In some of the medieval documentaries I watched, I discovered some of the earliest forms of both robotics and prosthetics. There was one case in which a man lost his nose in a trial by combat and replaced it with a prosthetic made of solid gold. I therefore had the idea of including a form of medieval robotics in my fantasy series. These robotics would be fueled by both magic and the souls of human beings.
With magic returning to the world, long forgotten secrets will resurface from the ash heap of history. Some secrets revolve around manipulating the elements, some to prolong life, and the greatest and darkest of these secrets can be found within the deepest and most obscure levels of the Imperial Palace itself. History has a way of coughing up old secrets from the sands of time. We see it all the time in both paleontology and archaeology.

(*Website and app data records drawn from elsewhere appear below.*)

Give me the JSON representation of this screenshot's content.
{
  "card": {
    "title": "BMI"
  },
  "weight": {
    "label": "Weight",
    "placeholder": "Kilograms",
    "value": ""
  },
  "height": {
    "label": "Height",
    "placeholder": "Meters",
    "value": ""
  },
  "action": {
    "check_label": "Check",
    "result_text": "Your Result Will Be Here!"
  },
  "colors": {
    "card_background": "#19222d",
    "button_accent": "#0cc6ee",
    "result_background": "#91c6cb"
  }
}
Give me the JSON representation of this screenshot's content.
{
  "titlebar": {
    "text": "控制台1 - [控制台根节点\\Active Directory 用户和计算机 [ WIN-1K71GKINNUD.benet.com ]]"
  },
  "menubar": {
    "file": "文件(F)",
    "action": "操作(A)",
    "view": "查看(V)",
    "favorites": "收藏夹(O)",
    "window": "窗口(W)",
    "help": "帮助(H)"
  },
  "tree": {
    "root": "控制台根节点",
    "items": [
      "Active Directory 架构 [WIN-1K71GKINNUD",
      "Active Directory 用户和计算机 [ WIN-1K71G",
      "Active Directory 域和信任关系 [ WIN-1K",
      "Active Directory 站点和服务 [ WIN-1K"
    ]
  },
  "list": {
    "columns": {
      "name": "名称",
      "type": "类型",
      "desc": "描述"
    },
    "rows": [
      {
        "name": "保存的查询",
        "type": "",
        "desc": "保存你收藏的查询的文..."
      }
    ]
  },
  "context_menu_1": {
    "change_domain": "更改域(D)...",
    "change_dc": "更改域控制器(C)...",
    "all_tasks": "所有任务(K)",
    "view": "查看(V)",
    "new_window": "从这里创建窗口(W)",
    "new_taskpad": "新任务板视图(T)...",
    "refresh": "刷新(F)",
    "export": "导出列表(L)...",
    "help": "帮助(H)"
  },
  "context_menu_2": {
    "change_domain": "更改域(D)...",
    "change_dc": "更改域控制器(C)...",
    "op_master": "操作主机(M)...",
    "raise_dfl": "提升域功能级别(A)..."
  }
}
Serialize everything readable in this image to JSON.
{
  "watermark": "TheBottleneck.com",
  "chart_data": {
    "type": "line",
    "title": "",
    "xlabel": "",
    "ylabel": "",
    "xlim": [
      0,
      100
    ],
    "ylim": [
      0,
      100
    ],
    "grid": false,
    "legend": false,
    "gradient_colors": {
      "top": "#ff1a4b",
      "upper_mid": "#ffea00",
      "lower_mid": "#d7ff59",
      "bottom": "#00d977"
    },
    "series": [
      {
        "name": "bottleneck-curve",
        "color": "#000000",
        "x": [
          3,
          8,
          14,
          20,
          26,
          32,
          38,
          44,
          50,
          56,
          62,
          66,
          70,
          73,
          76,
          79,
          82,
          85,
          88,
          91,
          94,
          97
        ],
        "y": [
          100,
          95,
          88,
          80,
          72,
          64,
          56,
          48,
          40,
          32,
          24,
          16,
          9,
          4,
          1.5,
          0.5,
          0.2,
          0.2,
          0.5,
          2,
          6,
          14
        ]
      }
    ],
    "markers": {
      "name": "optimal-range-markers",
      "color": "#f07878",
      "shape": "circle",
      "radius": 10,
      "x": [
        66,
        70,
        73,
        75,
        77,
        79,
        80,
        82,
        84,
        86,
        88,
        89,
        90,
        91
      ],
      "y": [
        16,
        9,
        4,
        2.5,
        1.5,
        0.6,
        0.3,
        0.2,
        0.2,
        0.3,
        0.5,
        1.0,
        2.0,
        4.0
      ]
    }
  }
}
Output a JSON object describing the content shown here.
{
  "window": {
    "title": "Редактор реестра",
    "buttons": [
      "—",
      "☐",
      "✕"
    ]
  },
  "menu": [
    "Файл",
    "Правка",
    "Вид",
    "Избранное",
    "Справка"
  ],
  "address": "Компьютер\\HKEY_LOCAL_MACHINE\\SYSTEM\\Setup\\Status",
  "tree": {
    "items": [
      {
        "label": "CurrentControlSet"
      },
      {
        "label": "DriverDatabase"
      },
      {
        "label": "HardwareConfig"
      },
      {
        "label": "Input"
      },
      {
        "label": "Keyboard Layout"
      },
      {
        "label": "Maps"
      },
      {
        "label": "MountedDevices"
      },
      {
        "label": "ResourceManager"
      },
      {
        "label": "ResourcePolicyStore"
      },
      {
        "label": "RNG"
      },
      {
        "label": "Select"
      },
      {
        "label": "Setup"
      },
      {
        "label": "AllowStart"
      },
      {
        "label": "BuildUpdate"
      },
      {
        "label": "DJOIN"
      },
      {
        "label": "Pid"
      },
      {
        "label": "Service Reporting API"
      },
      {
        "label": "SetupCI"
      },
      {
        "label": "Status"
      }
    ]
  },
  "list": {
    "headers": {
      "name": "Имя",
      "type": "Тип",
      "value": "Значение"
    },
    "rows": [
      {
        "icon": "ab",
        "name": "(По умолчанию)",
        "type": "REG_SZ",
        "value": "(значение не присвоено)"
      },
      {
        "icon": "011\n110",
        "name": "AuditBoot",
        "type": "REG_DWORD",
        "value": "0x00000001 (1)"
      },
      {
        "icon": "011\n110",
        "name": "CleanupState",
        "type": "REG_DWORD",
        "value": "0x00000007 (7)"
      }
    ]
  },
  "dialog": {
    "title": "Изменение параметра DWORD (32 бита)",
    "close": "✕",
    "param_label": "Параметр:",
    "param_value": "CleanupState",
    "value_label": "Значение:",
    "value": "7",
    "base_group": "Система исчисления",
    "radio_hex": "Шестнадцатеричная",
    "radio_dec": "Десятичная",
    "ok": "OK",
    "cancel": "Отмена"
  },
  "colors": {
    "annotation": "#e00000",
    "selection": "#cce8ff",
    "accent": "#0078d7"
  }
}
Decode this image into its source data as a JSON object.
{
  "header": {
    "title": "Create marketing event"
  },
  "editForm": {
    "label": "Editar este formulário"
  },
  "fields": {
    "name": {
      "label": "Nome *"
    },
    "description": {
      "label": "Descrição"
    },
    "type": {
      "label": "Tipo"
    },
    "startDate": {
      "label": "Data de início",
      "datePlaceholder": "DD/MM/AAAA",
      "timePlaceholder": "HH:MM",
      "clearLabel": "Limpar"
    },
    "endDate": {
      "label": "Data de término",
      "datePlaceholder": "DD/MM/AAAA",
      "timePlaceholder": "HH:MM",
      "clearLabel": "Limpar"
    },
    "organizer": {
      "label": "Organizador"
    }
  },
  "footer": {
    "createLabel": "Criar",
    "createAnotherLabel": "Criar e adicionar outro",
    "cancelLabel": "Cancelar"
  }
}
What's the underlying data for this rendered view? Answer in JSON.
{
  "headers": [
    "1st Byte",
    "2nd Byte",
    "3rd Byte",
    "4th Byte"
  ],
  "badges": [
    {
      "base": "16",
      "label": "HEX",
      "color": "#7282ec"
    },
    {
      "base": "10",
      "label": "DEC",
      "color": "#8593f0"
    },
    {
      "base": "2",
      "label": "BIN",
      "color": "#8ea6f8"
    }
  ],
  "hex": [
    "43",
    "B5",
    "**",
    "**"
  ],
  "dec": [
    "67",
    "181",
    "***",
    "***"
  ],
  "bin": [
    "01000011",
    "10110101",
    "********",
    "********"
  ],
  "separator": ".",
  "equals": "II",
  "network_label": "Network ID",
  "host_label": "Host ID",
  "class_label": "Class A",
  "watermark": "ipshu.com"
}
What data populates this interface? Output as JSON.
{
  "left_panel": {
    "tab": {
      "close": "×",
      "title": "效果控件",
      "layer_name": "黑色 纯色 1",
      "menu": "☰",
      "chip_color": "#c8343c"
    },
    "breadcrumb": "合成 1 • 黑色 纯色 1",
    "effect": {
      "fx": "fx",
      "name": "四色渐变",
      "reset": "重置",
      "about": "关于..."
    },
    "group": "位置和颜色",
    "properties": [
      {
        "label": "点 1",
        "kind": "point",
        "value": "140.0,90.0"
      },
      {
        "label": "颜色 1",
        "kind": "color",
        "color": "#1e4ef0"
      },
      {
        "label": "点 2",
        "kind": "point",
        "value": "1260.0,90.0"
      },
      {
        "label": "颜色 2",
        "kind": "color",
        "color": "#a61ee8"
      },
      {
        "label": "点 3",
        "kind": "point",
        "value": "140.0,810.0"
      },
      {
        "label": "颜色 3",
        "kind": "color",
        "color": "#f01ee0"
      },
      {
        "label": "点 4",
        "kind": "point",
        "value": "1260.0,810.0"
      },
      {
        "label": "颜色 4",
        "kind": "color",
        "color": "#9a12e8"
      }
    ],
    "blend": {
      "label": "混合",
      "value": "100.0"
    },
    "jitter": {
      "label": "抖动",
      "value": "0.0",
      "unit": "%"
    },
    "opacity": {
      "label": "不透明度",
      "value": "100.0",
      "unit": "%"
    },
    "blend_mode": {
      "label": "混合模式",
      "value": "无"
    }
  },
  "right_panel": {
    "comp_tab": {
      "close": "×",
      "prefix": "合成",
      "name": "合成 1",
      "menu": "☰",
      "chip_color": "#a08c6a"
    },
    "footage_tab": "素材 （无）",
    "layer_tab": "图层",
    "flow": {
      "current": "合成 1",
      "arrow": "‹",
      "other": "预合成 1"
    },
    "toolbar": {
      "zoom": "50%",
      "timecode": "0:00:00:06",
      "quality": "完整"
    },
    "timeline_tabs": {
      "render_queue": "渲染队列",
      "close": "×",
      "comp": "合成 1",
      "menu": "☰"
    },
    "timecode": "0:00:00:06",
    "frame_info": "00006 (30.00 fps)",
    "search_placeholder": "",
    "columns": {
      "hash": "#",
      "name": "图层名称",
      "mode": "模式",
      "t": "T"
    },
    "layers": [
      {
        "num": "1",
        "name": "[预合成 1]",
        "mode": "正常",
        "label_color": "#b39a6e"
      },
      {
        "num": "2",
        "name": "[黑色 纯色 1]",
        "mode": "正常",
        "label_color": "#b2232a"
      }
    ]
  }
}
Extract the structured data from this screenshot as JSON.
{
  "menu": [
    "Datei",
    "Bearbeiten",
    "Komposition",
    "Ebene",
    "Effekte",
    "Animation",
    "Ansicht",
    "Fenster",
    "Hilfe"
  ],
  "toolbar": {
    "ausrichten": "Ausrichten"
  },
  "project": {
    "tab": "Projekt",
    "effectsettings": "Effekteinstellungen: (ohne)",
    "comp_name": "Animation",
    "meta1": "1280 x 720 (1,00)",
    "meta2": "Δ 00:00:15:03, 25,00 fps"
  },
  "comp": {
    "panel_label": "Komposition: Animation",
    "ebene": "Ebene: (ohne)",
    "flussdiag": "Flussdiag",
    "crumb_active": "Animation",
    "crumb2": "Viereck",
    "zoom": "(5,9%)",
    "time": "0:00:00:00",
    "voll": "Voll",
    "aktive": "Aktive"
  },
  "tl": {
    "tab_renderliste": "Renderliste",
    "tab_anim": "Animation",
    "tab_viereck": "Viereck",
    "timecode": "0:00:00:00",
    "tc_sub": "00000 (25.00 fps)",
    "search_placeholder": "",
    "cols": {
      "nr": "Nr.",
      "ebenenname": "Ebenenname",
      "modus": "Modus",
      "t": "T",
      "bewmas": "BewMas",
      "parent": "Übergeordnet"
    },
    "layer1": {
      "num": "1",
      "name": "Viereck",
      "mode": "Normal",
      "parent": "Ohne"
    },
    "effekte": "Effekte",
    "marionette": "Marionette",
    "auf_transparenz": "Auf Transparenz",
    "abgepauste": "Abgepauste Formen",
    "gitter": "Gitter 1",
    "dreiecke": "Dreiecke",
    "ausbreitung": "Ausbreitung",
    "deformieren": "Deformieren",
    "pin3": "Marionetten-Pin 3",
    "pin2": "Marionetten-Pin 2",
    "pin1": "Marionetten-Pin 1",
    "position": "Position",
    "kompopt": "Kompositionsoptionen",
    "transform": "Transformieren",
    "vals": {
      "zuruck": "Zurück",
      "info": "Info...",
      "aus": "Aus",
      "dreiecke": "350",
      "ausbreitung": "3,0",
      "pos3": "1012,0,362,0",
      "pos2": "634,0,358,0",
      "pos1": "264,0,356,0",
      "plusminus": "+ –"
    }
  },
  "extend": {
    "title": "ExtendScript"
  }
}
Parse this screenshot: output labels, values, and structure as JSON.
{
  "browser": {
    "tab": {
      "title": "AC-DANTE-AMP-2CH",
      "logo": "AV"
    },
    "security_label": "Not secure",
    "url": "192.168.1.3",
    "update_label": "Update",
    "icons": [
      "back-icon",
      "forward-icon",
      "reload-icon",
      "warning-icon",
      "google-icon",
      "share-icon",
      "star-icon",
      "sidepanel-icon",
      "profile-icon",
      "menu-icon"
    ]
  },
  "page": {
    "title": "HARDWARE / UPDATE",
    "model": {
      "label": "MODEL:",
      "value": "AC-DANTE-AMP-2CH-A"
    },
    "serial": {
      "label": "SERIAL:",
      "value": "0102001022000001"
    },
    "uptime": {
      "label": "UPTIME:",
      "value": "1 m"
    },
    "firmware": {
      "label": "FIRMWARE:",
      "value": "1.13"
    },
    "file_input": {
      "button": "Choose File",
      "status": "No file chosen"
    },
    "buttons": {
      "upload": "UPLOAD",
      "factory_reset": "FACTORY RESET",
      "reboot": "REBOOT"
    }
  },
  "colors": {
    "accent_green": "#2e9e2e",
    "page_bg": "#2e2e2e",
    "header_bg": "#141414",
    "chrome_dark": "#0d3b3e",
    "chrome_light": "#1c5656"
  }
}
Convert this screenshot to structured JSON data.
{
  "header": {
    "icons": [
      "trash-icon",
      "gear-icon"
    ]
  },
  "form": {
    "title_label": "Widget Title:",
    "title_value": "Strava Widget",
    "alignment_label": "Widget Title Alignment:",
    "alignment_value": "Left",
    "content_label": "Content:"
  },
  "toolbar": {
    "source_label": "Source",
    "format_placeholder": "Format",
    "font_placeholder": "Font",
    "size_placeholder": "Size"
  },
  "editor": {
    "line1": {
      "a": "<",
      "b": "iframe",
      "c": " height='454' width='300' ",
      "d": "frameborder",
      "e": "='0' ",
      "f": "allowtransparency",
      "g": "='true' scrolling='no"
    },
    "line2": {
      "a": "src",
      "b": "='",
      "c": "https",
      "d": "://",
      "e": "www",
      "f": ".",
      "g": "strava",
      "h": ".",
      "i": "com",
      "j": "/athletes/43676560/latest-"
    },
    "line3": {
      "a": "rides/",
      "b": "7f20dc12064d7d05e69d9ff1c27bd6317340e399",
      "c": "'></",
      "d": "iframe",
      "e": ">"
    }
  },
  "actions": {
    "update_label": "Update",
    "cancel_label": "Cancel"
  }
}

For the past few days, I have been building a potential idea to include in my third fantasy book. With magic returning to the world with a vengeance, a new army would be required in the new age. This army will consist of not knights, but warrior sorcerers. I am thinking of drawing inspiration from both the Knights Templar and Shaolin Monks when creating this mystical army.
I am planning to include a very big plot line to my third fantasy book. After the Dark Death plague ravaged the Empire and the Sword of Power was lost, magic mostly disappeared and most of the bloodlines of Druid sorcerers lost their power. Only two Druid bloodlines kept their power, but they were shadows of their former selves. This absence of magic had been going on for over three hundred years until the Sword of Power was rediscovered in Numen the Slayer. This along with other factors will lead to a resurgence in magic and the Empire will never be the same again. I will be seeing a magic show in Las Vegas in two weeks so that should give me some ample inspiration.
It has been a busy few months, but I managed to write chapters eleven to fifteen in my new superhero book. Throughout this time, I developed origin stories, life threatening situations, and the debut of my new crime fighters. My schedule is full this summer so it is nothing short of a miracle that I was able to pull off this much writing. As the season progresses, I hope to write even more before the year is over. I will keep you updated on any further developments.
Throughout the medieval era, kings always feuded with one another. Easily one of the most prominent rivalries was between Henry II of England and Louis VII of France. These two kings had PLENTY of reasons to hate one another’s guts. First, they embodied opposite ideas of what makes a king. Henry II was a warrior king while Louis VII was more like an educated monk than a king. Second, Henry was much wealthier than Louis and did not waste an opportunity to show it off. Third, Henry ruled more of France than Louis did. Fourth, Louis was originally married to Eleanor of Aquitaine, who divorced him and married Henry two months later. Fifth, not only did Eleanor marry Henry, but she also produced one male heir after another. When Eleanor was married to Louis, they repeatedly failed to produce a son, which was extremely painful for Louis’s sense of masculinity (a sentiment shared with Henry VIII four hundred years later). I am thinking of modeling the relationship of two of my fantasy characters after the rivalry between these two kings.
I just discovered an extreme medieval entree called the turducken or the roast without equal. The idea behind this monster of a roast is taking a bunch of birds and stuffing smaller birds into larger birds. The most extreme order involved taking a bustard and having it stuffed with a turkey, a goose, a pheasant, a chicken, a duck, a guinea fowl, a teal, a woodcock, a partridge, a plover, a lapwing, a quail, a thrush, a lark, an ortolan bunting, and a garden warbler. This dish puts your average Thanksgiving turkey to shame! The idea behind this dish originated in Rome and later perfected in medieval times. I am definitely adding this dish to my fantasy series because it is truly a main course fit for an emperor.